Changes to the Coronavirus Job Retention Scheme (CJRS) from July
The current level of the Coronavirus Job Retention Scheme (CJRS) grant will be reduced From 1 July 2021. Employers will then be asked to contribute towards the cost of their furloughed employees‘ wages.
The UK Government will continue to pay 80% of your furloughed employees’ usual wages for any hours not worked. This will be capped at £2,500 per month, and run until the end of June.
What happens after 1 July?
In July, CJRS grants will cover 70% of employees’ usual wages for the hours not worked. This will be to a cap of £2,187.50. In August and September, this will then reduce to 60% of employees’ usual wages up to a cap of £1,875.
You will need to pay the 10% difference in July, and 20% in August and September. This will allow you to pay any furloughed employees at least 80% of their usual wages for the hours they do not work during this time. It will be capped up at £2,500 per month.
For the hours not worked, you can top up your employees’ wages above the 80% level or cap each month if you wish. However, this will be at your own expense.
You can claim before, during or after you process your payroll. It is best to make a claim once you are sure of the exact number of hours your employees worked, so you do not have to amend your claim later.
Conditions of claiming CJRS grants
You must pay the associated employee tax and National Insurance contributions to HMRC. This is a condition of claiming the grant, and not doing so will mean you will need to repay the whole of the CJRS grant. You may not be able to claim future CJRS grants.
Flexibly furloughing employees
If your business continues to be affected by coronavirus, you do not need to place all your employees on full furlough. You can also use the CJRS flexibly if you bring your employees back to work for some of their usual hours. You can claim a portion of your employee’s usual wage costs for the hours spent on furlough only.
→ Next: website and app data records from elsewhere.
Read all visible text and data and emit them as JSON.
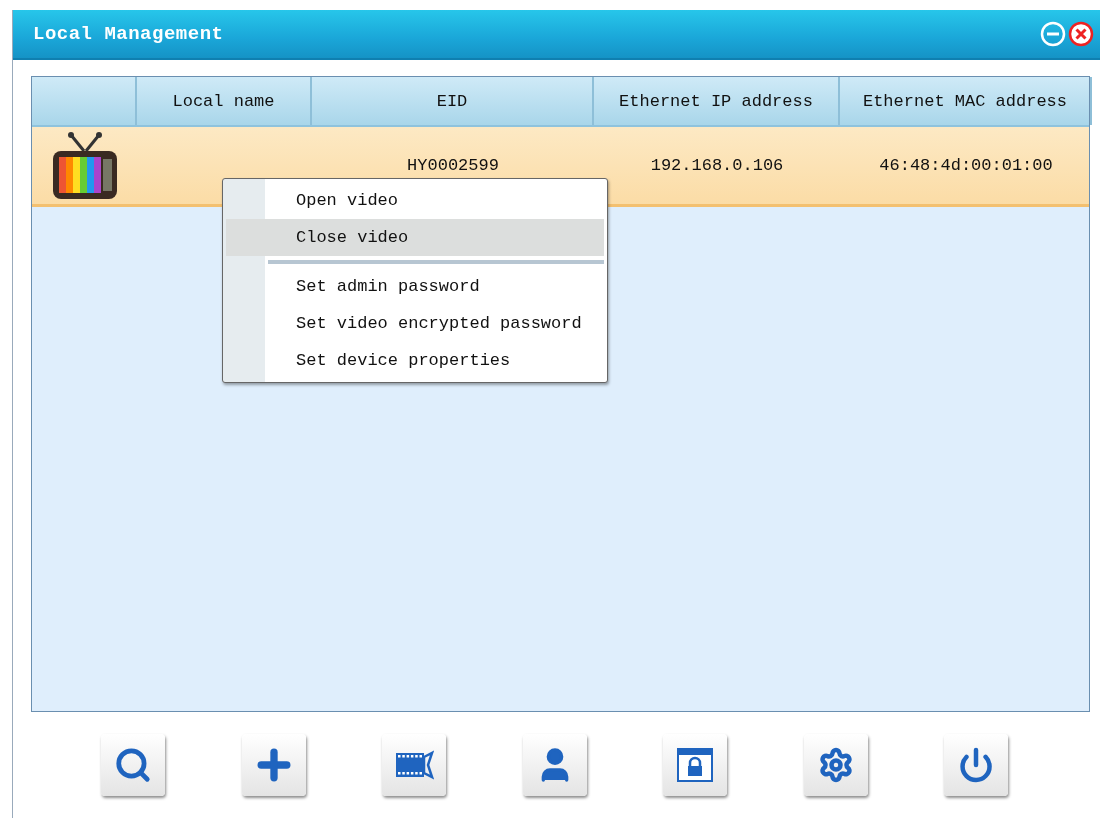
{
  "window": {
    "title": "Local Management"
  },
  "table": {
    "columns": [
      "",
      "Local name",
      "EID",
      "Ethernet IP address",
      "Ethernet MAC address"
    ],
    "rows": [
      {
        "selected": true,
        "cells": [
          "",
          "",
          "HY0002599",
          "192.168.0.106",
          "46:48:4d:00:01:00"
        ]
      }
    ]
  },
  "context_menu": [
    {
      "kind": "item",
      "label": "Open video",
      "selected": false
    },
    {
      "kind": "item",
      "label": "Close video",
      "selected": true
    },
    {
      "kind": "separator"
    },
    {
      "kind": "item",
      "label": "Set admin password",
      "selected": false
    },
    {
      "kind": "item",
      "label": "Set video encrypted password",
      "selected": false
    },
    {
      "kind": "item",
      "label": "Set device properties",
      "selected": false
    }
  ],
  "toolbar": [
    {
      "kind": "search"
    },
    {
      "kind": "add"
    },
    {
      "kind": "video"
    },
    {
      "kind": "user"
    },
    {
      "kind": "lock"
    },
    {
      "kind": "settings"
    },
    {
      "kind": "power"
    }
  ]
}
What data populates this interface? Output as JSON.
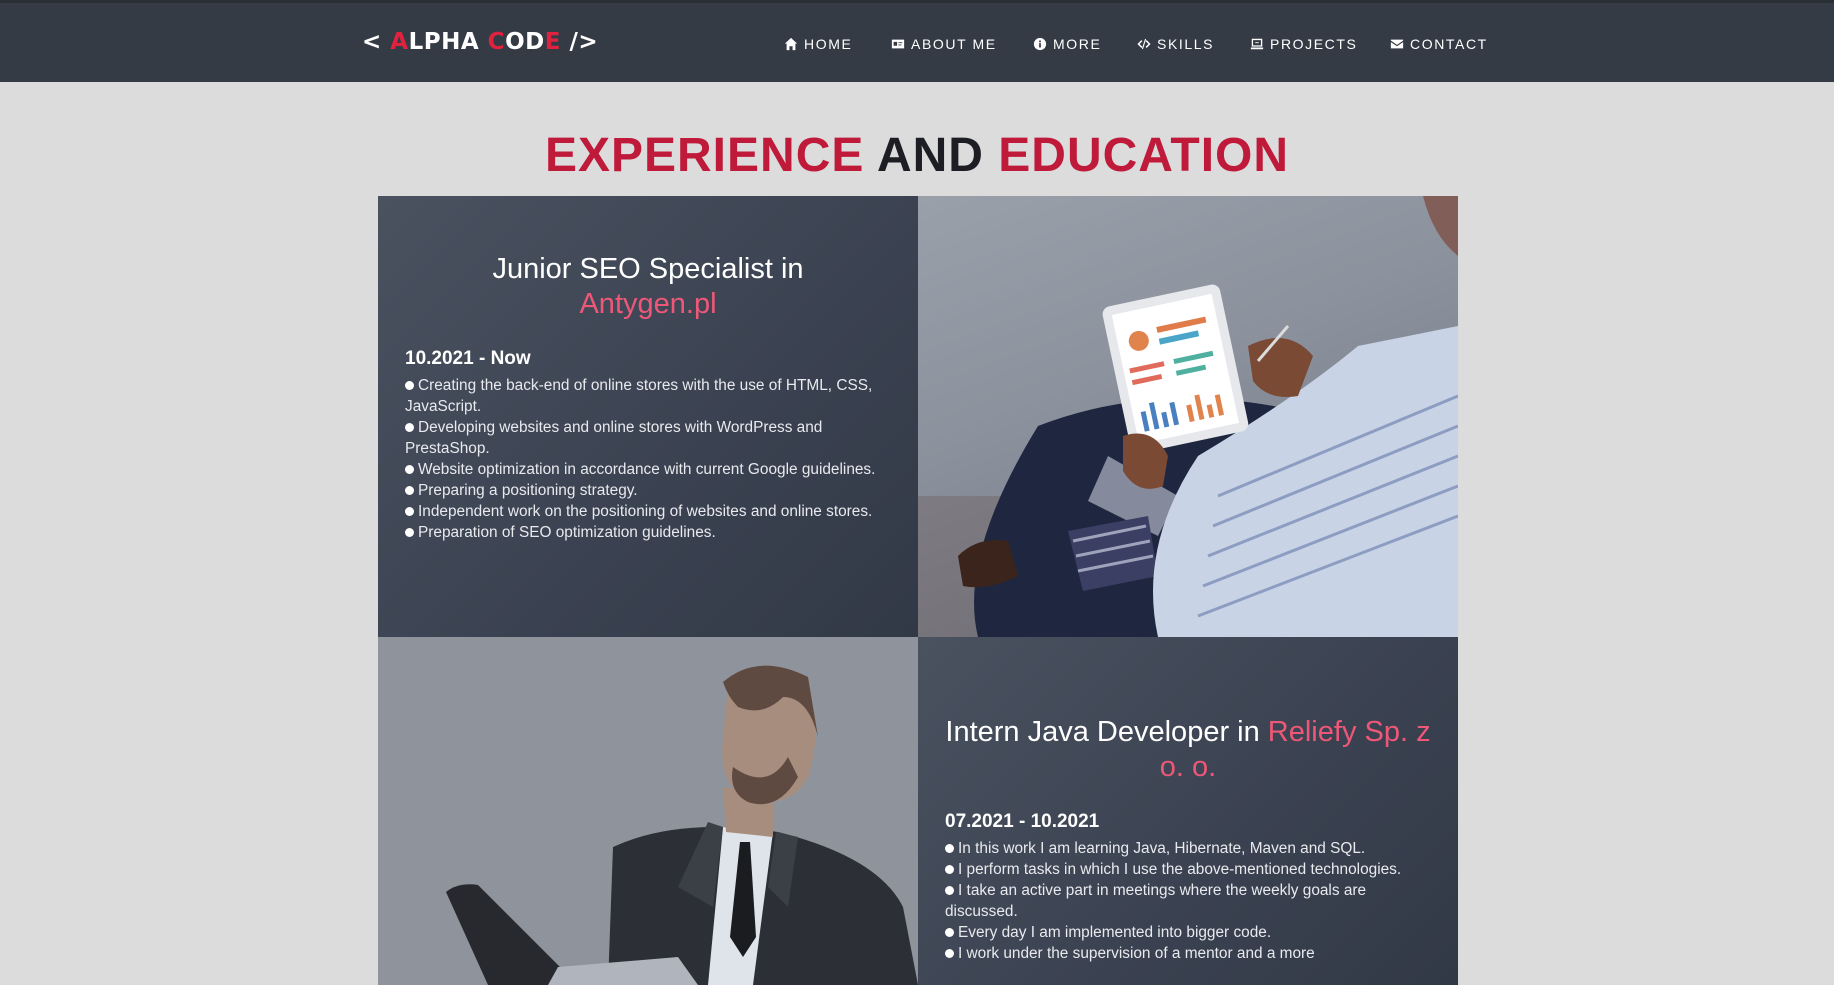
{
  "nav": {
    "logo": {
      "open": "< ",
      "a": "A",
      "lpha": "LPHA ",
      "c": "C",
      "od": "OD",
      "e": "E",
      "close": " />"
    },
    "items": [
      {
        "label": "HOME",
        "icon": "home-icon"
      },
      {
        "label": "ABOUT ME",
        "icon": "id-card-icon"
      },
      {
        "label": "MORE",
        "icon": "info-icon"
      },
      {
        "label": "SKILLS",
        "icon": "code-icon"
      },
      {
        "label": "PROJECTS",
        "icon": "laptop-icon"
      },
      {
        "label": "CONTACT",
        "icon": "envelope-icon"
      }
    ]
  },
  "section": {
    "part1": "EXPERIENCE",
    "part2": "AND",
    "part3": "EDUCATION"
  },
  "jobs": [
    {
      "title": "Junior SEO Specialist in",
      "company": "Antygen.pl",
      "period": "10.2021 - Now",
      "bullets": [
        "Creating the back-end of online stores with the use of HTML, CSS, JavaScript.",
        "Developing websites and online stores with WordPress and PrestaShop.",
        "Website optimization in accordance with current Google guidelines.",
        "Preparing a positioning strategy.",
        "Independent work on the positioning of websites and online stores.",
        "Preparation of SEO optimization guidelines."
      ]
    },
    {
      "title": "Intern Java Developer in",
      "company": "Reliefy Sp. z o. o.",
      "period": "07.2021 - 10.2021",
      "bullets": [
        "In this work I am learning Java, Hibernate, Maven and SQL.",
        "I perform tasks in which I use the above-mentioned technologies.",
        "I take an active part in meetings where the weekly goals are discussed.",
        "Every day I am implemented into bigger code.",
        "I work under the supervision of a mentor and a more"
      ]
    }
  ],
  "colors": {
    "navbar": "#353b45",
    "accent": "#c01a3b",
    "company": "#ee5778",
    "background": "#dcdcdc"
  }
}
As a reminder, you must not claim under the CJRS for any hours that your employees work. HMRC are carrying out compliance checks to identify error and fraud in claims.